**ABOUT THIS TASK:**
In the entries that follow, find the word "TeleDesk" and report each line it is on.
(INFORMATION PROVIDED)
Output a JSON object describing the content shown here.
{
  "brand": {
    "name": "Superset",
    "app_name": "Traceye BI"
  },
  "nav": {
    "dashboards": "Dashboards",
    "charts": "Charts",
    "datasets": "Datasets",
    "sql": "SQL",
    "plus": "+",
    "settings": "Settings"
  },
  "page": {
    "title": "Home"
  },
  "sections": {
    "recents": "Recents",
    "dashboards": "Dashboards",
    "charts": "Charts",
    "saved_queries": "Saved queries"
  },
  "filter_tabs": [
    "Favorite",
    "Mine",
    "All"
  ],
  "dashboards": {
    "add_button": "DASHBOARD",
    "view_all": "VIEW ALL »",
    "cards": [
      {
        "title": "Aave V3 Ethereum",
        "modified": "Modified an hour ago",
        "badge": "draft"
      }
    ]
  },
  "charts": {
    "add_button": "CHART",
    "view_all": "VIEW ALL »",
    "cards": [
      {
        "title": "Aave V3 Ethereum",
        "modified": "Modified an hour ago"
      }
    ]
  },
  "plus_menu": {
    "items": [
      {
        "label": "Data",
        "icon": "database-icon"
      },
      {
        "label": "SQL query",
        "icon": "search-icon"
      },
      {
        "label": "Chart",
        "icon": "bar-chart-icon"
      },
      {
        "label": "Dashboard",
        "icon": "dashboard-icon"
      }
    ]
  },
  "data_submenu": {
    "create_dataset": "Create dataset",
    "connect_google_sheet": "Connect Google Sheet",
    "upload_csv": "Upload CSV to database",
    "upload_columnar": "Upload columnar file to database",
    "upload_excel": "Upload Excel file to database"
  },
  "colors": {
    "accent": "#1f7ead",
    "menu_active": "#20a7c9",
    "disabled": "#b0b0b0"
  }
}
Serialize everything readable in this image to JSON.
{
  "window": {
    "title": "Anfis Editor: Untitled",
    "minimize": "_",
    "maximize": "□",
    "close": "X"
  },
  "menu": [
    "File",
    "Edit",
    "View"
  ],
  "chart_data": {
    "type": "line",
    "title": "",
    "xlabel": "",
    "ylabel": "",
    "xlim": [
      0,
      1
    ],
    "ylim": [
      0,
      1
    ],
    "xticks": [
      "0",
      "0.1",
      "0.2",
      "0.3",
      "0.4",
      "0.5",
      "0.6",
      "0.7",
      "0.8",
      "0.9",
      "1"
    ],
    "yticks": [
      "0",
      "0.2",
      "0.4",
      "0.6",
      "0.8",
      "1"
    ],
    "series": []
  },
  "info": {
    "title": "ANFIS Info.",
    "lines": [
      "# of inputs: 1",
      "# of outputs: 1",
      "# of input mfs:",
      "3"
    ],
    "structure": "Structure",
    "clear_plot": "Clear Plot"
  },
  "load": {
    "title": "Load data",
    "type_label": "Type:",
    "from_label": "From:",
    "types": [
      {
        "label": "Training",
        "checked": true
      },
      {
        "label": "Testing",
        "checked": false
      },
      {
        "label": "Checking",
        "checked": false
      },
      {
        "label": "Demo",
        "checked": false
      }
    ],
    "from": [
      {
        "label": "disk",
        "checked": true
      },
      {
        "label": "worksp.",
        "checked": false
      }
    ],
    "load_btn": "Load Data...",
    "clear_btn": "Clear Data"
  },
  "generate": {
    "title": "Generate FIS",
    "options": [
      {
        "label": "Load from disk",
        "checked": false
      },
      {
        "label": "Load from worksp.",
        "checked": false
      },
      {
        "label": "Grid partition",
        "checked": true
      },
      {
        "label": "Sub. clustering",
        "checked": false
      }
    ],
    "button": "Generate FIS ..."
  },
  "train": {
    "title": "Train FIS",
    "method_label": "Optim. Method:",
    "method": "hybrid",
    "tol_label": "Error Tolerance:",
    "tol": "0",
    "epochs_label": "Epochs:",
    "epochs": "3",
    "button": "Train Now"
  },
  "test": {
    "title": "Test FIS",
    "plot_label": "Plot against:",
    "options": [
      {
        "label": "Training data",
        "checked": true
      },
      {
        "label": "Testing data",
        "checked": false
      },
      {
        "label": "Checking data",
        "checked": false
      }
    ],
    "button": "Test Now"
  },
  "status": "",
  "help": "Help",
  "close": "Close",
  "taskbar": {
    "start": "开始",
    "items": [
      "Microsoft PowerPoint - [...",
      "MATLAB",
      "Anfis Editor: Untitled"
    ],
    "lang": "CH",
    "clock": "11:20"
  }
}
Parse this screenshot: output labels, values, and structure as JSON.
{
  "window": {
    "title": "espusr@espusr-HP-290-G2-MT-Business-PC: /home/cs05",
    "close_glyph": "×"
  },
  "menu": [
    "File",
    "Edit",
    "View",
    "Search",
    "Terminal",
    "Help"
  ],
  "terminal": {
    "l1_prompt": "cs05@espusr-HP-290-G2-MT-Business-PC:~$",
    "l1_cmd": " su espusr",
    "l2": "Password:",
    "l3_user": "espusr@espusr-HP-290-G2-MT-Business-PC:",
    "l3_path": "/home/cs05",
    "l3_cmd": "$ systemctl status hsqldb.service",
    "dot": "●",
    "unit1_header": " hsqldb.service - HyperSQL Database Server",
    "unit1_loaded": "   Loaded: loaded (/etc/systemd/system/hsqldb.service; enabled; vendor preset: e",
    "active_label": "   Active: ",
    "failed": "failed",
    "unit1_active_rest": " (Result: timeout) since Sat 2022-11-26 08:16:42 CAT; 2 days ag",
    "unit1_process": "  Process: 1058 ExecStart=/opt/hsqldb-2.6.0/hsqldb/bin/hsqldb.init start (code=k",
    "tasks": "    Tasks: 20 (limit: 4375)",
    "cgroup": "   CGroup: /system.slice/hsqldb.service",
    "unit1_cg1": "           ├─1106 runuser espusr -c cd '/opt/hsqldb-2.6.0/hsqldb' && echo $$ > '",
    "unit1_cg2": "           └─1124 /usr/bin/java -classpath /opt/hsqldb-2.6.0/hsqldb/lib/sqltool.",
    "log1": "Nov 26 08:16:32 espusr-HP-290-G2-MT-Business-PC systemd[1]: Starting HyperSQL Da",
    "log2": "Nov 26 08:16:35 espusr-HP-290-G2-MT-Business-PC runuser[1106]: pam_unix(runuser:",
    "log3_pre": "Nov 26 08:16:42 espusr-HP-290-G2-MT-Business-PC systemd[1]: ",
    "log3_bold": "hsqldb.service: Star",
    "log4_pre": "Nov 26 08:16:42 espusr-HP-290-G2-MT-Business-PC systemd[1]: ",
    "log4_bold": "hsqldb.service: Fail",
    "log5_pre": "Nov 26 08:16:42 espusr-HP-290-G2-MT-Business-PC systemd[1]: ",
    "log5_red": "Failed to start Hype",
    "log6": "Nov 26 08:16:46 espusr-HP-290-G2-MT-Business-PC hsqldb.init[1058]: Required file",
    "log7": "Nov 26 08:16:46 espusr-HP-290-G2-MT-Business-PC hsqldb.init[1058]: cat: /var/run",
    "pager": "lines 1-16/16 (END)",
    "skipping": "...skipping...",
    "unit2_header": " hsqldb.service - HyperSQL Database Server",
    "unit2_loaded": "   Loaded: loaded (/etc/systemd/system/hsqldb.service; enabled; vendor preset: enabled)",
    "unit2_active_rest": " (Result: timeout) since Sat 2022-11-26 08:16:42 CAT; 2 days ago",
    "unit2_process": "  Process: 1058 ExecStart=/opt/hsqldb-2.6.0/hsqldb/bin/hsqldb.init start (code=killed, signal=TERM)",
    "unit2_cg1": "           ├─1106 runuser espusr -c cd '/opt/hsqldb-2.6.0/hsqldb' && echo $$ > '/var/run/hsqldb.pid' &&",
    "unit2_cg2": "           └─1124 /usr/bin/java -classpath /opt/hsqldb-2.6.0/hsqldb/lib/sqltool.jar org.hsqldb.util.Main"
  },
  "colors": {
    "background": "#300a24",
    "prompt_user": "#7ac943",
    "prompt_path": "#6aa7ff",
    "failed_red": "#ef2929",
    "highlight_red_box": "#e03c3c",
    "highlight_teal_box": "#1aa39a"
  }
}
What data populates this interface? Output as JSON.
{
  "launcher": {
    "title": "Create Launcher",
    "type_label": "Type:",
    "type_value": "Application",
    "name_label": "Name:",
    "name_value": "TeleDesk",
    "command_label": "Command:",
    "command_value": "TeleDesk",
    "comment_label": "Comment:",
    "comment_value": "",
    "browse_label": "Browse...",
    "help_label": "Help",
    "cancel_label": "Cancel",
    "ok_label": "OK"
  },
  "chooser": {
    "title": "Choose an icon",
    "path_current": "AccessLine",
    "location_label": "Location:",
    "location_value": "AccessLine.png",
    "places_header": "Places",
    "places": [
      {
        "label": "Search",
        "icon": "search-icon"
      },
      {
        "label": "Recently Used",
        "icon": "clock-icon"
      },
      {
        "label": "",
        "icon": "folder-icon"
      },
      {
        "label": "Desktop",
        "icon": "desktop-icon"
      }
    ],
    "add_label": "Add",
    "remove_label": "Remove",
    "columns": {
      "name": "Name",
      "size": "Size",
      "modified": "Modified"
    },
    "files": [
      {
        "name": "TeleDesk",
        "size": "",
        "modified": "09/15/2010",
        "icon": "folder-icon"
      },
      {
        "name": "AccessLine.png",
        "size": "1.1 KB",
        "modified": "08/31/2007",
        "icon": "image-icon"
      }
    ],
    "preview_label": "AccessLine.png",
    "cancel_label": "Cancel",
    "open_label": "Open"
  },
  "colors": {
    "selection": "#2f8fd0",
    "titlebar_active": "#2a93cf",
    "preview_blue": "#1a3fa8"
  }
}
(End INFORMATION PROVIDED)
**SOLVED EXERCISE:**
    "name_value": "TeleDesk",
    "command_value": "TeleDesk",
        "name": "TeleDesk",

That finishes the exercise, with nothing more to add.